Risk preference is the attitude of taking financial risks by an investor. An individual investor, while making an investment decision, would take risks according to his or her risk preferences.
What is Risk Preference?
Risk Preference is one’s tendency to choose either a risky or less risky option. Usually, economists and finance professionals, and investors apply the concept of risk preference in economics, but the concept can be applied to any decision one makes that involves risk.
Depending upon the risk preference, the investor will classify the risks associated with an investment and thereby find the investments that match his/her preferences.
There are two major factors that affect the decisions of decision-makers. These are the expected values and the measures of standard deviation.
It is however impossible to realize whether investors will go for high expected values and high standard deviations or they will stick to low expected values and low standard deviations. That is where the concept of risk preference arises.
Types of Risk preference Investor
Depending on the expected values of return and standard deviations, the risk preferences of investors can be categorized into the following three types
- Risk-Averse Investors
- Risk-Neutral Investors
- Risk-Seeking Investors
Risk-averse investors prefer to take lesser risks. They attach lower utility to increasing wealth. In other words, risk-averse investors try to skip investments that have a higher potential to lose rather than profit from the investments.
An example of risk-averse investors is the case of retiring individuals for whom higher returns from an investment are less meaningful than a loss arising from the investments.
They would prefer to skip the potential rise in wealth and stick to minimal returns with their funds and therefore would seek less risk and returns in the process.
Risk-neutral investors attach the same utility to increase in wealth and decrease in wealth. It is of no consideration whether a potential investment would gain wealth and return high amounts of profits, or it would be loss-making in the long run. They are neutral to the potential increase or decrease of wealth.

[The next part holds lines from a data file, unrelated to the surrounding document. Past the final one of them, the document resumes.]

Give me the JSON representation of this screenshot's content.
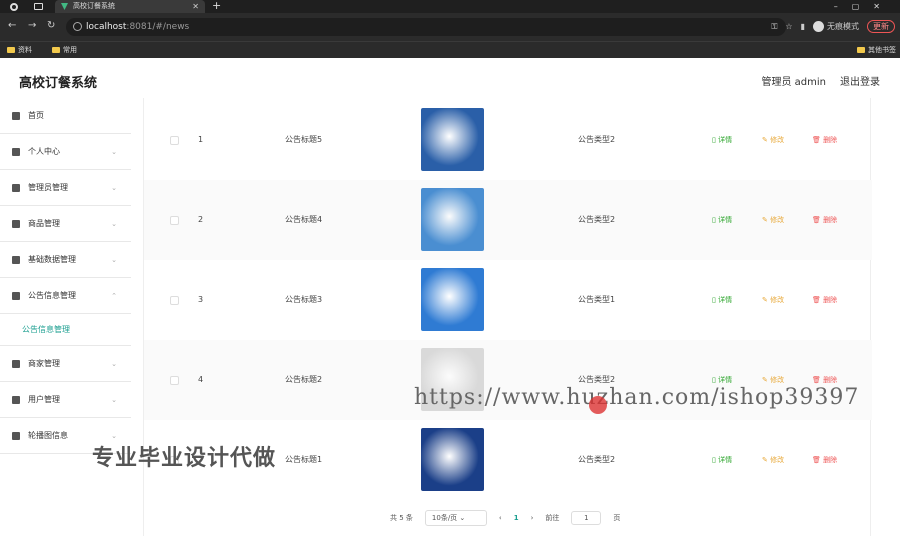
{
  "browser": {
    "tab_title": "高校订餐系统",
    "url_host": "localhost",
    "url_path": ":8081/#/news",
    "incognito_label": "无痕模式",
    "update_label": "更新",
    "bookmarks": [
      "资料",
      "常用"
    ],
    "bookmarks_right": "其他书签"
  },
  "header": {
    "app_title": "高校订餐系统",
    "user_label": "管理员 admin",
    "logout_label": "退出登录"
  },
  "sidebar": {
    "items": [
      {
        "label": "首页",
        "icon": "home-icon"
      },
      {
        "label": "个人中心",
        "icon": "user-icon"
      },
      {
        "label": "管理员管理",
        "icon": "list-icon"
      },
      {
        "label": "商品管理",
        "icon": "send-icon"
      },
      {
        "label": "基础数据管理",
        "icon": "phone-icon"
      },
      {
        "label": "公告信息管理",
        "icon": "chart-icon"
      }
    ],
    "active_sub": "公告信息管理",
    "items_after": [
      {
        "label": "商家管理",
        "icon": "location-icon"
      },
      {
        "label": "用户管理",
        "icon": "card-icon"
      },
      {
        "label": "轮播图信息",
        "icon": "gear-icon"
      }
    ]
  },
  "table": {
    "rows": [
      {
        "index": "1",
        "title": "公告标题5",
        "type": "公告类型2",
        "thumb_color": "#2a5fa8"
      },
      {
        "index": "2",
        "title": "公告标题4",
        "type": "公告类型2",
        "thumb_color": "#4a8ed1"
      },
      {
        "index": "3",
        "title": "公告标题3",
        "type": "公告类型1",
        "thumb_color": "#2f7bd3"
      },
      {
        "index": "4",
        "title": "公告标题2",
        "type": "公告类型2",
        "thumb_color": "#d9d9d9"
      },
      {
        "index": "",
        "title": "公告标题1",
        "type": "公告类型2",
        "thumb_color": "#1b3f88"
      }
    ],
    "detail_label": "详情",
    "edit_label": "修改",
    "delete_label": "删除"
  },
  "pager": {
    "total": "共 5 条",
    "page_size": "10条/页",
    "current": "1",
    "goto_label": "前往",
    "goto_value": "1",
    "page_unit": "页"
  },
  "overlay": {
    "promo_text": "专业毕业设计代做",
    "url_watermark": "https://www.huzhan.com/ishop39397"
  },
  "accent": "#1a9e8f"
}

Risk-neutral investors are the ones who want to invest their money depending on their ideas of gain or loss rather than analyzing or checking the risks associated with an investment.

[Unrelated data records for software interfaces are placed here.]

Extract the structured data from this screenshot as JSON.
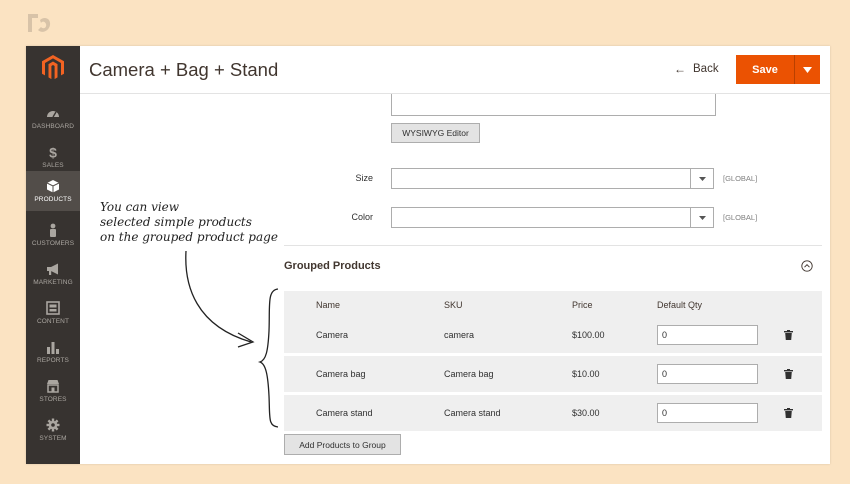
{
  "header": {
    "title": "Camera + Bag + Stand",
    "back_label": "Back",
    "save_label": "Save"
  },
  "sidebar": {
    "items": [
      {
        "label": "DASHBOARD",
        "icon": "dashboard-icon"
      },
      {
        "label": "SALES",
        "icon": "dollar-icon"
      },
      {
        "label": "PRODUCTS",
        "icon": "cube-icon",
        "active": true
      },
      {
        "label": "CUSTOMERS",
        "icon": "person-icon"
      },
      {
        "label": "MARKETING",
        "icon": "megaphone-icon"
      },
      {
        "label": "CONTENT",
        "icon": "content-icon"
      },
      {
        "label": "REPORTS",
        "icon": "bar-chart-icon"
      },
      {
        "label": "STORES",
        "icon": "store-icon"
      },
      {
        "label": "SYSTEM",
        "icon": "gear-icon"
      }
    ]
  },
  "form": {
    "wysiwyg_label": "WYSIWYG Editor",
    "size_label": "Size",
    "color_label": "Color",
    "scope_label": "[GLOBAL]"
  },
  "annotation": {
    "line1": "You can view",
    "line2": "selected simple products",
    "line3": "on the grouped product page"
  },
  "grouped": {
    "title": "Grouped Products",
    "columns": [
      "Name",
      "SKU",
      "Price",
      "Default Qty"
    ],
    "rows": [
      {
        "name": "Camera",
        "sku": "camera",
        "price": "$100.00",
        "qty": "0"
      },
      {
        "name": "Camera bag",
        "sku": "Camera bag",
        "price": "$10.00",
        "qty": "0"
      },
      {
        "name": "Camera stand",
        "sku": "Camera stand",
        "price": "$30.00",
        "qty": "0"
      }
    ],
    "add_label": "Add Products to Group"
  },
  "colors": {
    "accent": "#eb5202",
    "sidebar": "#373330",
    "background": "#fbe3c2"
  }
}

Risk-seeking investors attach more utility to increasing wealth even if it means they would have to take more risk in the process.

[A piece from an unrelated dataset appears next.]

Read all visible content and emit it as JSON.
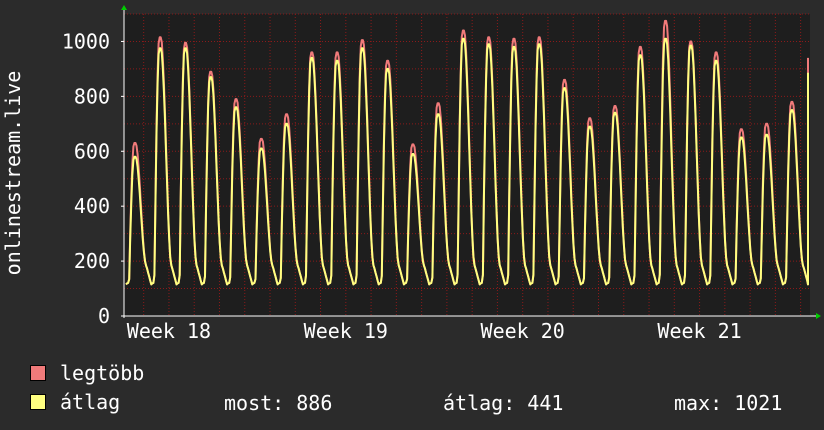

In the process of investing, risk-seeking investors look for the potential gain of wealth from the investments.
Risk-seeking investors are the ones who get higher returns on their investments, although they may lose more money from an investment as well.
As an example, we could consider individuals who invest in property as a class of risk-seeking investors because property prices fluctuate more often than other forms of investment.